Finally, use care in choosing management tools. The tools that accompany HCI systems are usually proprietary and typically might not interoperate easily -- if at all -- with other servers, storage and network elements across the data center. Organizations that must monitor and manage broader environments without the silos that accompany multiple management tools might benefit from adopting third-party tools, such as Zenoss, Uila, EG Innovations EG Enterprise and ManageEngine OpManager.
Major HCI vendors and products
The hyper-converged infrastructure market offers a rich selection of products from major vendors, including Dell EMC, Nutanix and HPE. Each vendor supports a selection of products and software to meet a variety of workload resource needs.
The VxRail family from Dell EMC provides five different VxRail hardware platforms.
- E series: a 1U form factor that provides balanced resources for machine learning and general use.
- P series: a 2U high-performance offering for databases and other compute-intensive workloads.
- V series: another 2U system for virtual desktops and graphics-intensive workloads.
- 2U S series: focused on storage capacity.
- 2U G series: intended to offer a general-purpose hardware platform for compute-intensive workloads.
Where Dell EMC adopts a strong hardware-centric approach to HCI, Nutanix follows a software-based approach. The goal for Nutanix is to provide a software layer that can provide the features and functionality needed for HCI yet support a broad mix of software and hardware. For example, Nutanix handles multiple hypervisors, and deployments can use VMware vSphere, Microsoft Hyper-V or the Nutanix Acropolis Hypervisor. Nutanix does offer its own purpose-built hyper-converged appliances, but appliances made by Cisco, HPE, Lenovo, Fujitsu, Inspur, IBM, Intel, Dell EMC and other vendors can also use Nutanix software. Thus, Nutanix is broadly seen as a general-purpose HCI platform.
HPE provides the SimpliVity HCI platform. SimpliVity promises more of a balance between hardware and software by using a software HCI foundation running on HPE DL380 Gen10 servers as a common hardware platform. The product touts enterprise-class performance, data protection and resiliency, along with a high level of automation and analytics driven by HPE's InfoSight analytics.
Beyond the major players, there are numerous smaller vendors seeking to gain a share of the HCI market moving forward. These newer players include Ctera Networks Edge X Series, the HiveIO Hive Fabric, Pivot3 HCI, Robin Storage from Robin.io, the Scale Computing HC3 platform, StorMagic SvSAN and Cloudian HyperStore.
Additional vendors are actively pursuing some form of disaggregated HCI -- dHCI or HCI 2.0 -- technology.
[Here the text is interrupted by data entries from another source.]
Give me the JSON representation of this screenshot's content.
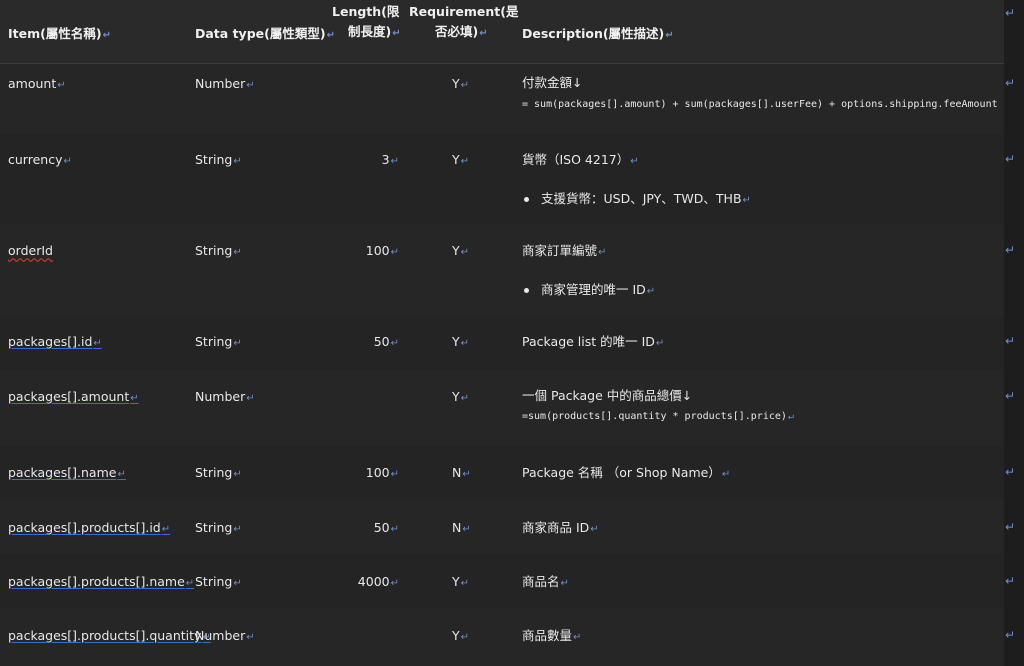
{
  "return_mark": "↵",
  "headers": {
    "item": "Item(屬性名稱)",
    "type": "Data type(屬性類型)",
    "length_l1": "Length(限",
    "length_l2": "制長度)",
    "req_l1": "Requirement(是",
    "req_l2": "否必填)",
    "desc": "Description(屬性描述)"
  },
  "rows": [
    {
      "item": "amount",
      "type": "Number",
      "length": "",
      "req": "Y",
      "desc": "付款金額↓",
      "extra": "= sum(packages[].amount) + sum(packages[].userFee) + options.shipping.feeAmount"
    },
    {
      "item": "currency",
      "type": "String",
      "length": "3",
      "req": "Y",
      "desc": "貨幣（ISO 4217）",
      "extra": "支援貨幣：USD、JPY、TWD、THB"
    },
    {
      "item": "orderId",
      "type": "String",
      "length": "100",
      "req": "Y",
      "desc": "商家訂單編號",
      "extra": "商家管理的唯一 ID"
    },
    {
      "item": "packages[].id",
      "type": "String",
      "length": "50",
      "req": "Y",
      "desc": "Package list 的唯一 ID",
      "extra": ""
    },
    {
      "item": "packages[].amount",
      "type": "Number",
      "length": "",
      "req": "Y",
      "desc": "一個 Package 中的商品總價↓",
      "extra": "=sum(products[].quantity * products[].price)"
    },
    {
      "item": "packages[].name",
      "type": "String",
      "length": "100",
      "req": "N",
      "desc": "Package 名稱 （or Shop Name）",
      "extra": ""
    },
    {
      "item": "packages[].products[].id",
      "type": "String",
      "length": "50",
      "req": "N",
      "desc": "商家商品 ID",
      "extra": ""
    },
    {
      "item": "packages[].products[].name",
      "type": "String",
      "length": "4000",
      "req": "Y",
      "desc": "商品名",
      "extra": ""
    },
    {
      "item": "packages[].products[].quantity",
      "type": "Number",
      "length": "",
      "req": "Y",
      "desc": "商品數量",
      "extra": ""
    }
  ]
}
These vendors include Datrium, HPE Nimble dHCI and NetApp HCI.
HCI future trends
HCI technology has not remained idle as vendors and users alike seek new -- often niche -- use cases that push beyond traditional VDI, edge and private or hybrid cloud foundation use cases. HCI is making strides in data center automation and analytics where software layers can easily access tightly integrated hardware to monitor capacity, assist with upgrades, handle provisioning and warn of potential system problems.
Hardware choices are also advancing, with some software-based HCI able to accommodate a diverse array of servers and storage, while hardware-centric offerings move to support more demanding use cases -- such as adding NVMe support for SAP HANA. Similarly, HCI seems to be gaining traction as a backup or DR platform for enterprise uses -- sometimes in conjunction with cloud services. Finally, the role of cloud providers in HCI is starting to gain traction, with offerings such as AWS Outposts providing both hardware and software for enterprise uses.